EXERCISE DETAILS => For the entries that follow, state how many lines include the word "zapis", giving the number and nothing else.

DATA FOR THIS TASK: Begin

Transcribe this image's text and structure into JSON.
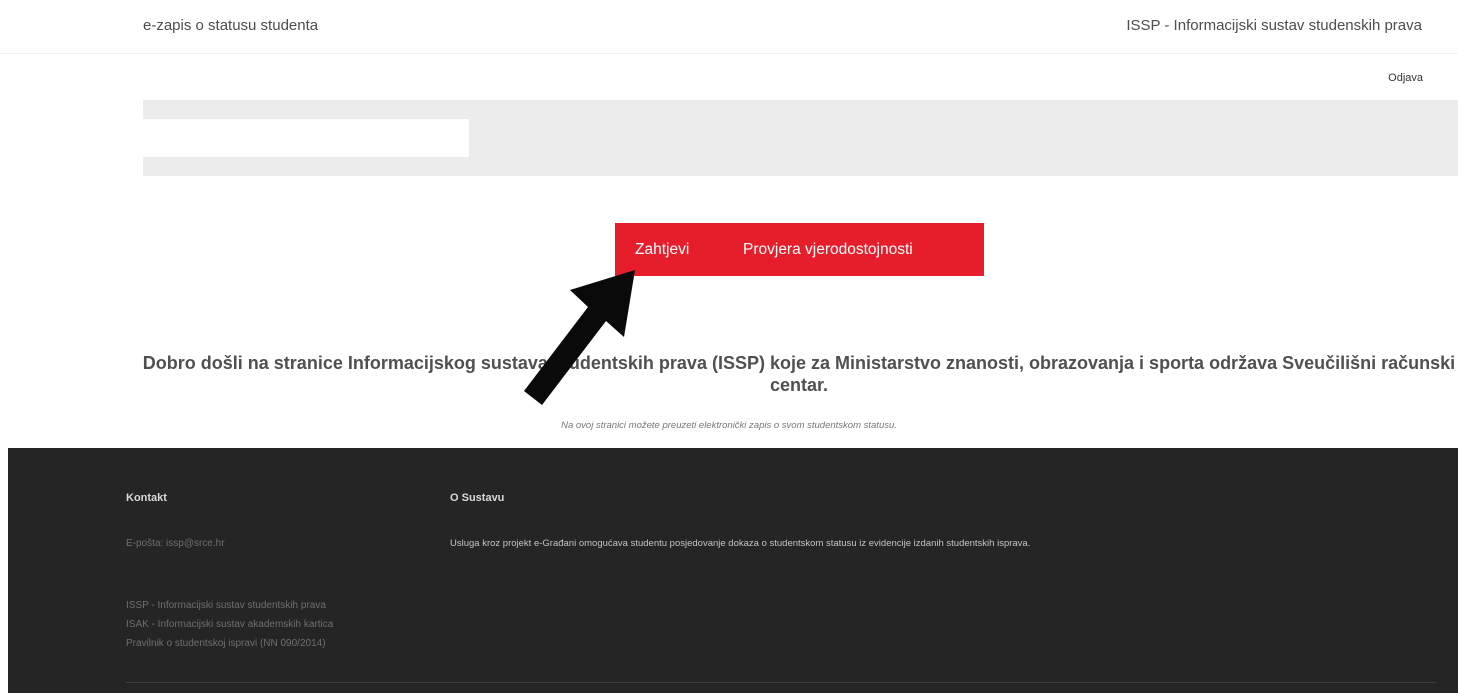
{
  "header": {
    "app_title": "e-zapis o statusu studenta",
    "system_title": "ISSP - Informacijski sustav studenskih prava"
  },
  "user_menu": {
    "logout_label": "Odjava"
  },
  "nav": {
    "items": [
      {
        "label": "Zahtjevi"
      },
      {
        "label": "Provjera vjerodostojnosti"
      }
    ],
    "background_color": "#e61e2b"
  },
  "annotation": {
    "icon": "arrow-pointer-icon",
    "points_to": "Zahtjevi"
  },
  "welcome": {
    "heading": "Dobro došli na stranice Informacijskog sustava studentskih prava (ISSP) koje za Ministarstvo znanosti, obrazovanja i sporta održava Sveučilišni računski centar.",
    "subtext": "Na ovoj stranici možete preuzeti elektronički zapis o svom studentskom statusu."
  },
  "footer": {
    "contact": {
      "heading": "Kontakt",
      "email_label": "E-pošta:",
      "email": "issp@srce.hr"
    },
    "about": {
      "heading": "O Sustavu",
      "text": "Usluga kroz projekt e-Građani omogućava studentu posjedovanje dokaza o studentskom statusu iz evidencije izdanih studentskih isprava."
    },
    "links": [
      {
        "label": "ISSP - Informacijski sustav studentskih prava"
      },
      {
        "label": "ISAK - Informacijski sustav akademskih kartica"
      },
      {
        "label": "Pravilnik o studentskoj ispravi (NN 090/2014)"
      }
    ],
    "background_color": "#252525"
  }
}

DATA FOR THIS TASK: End

ANSWER BOX => 2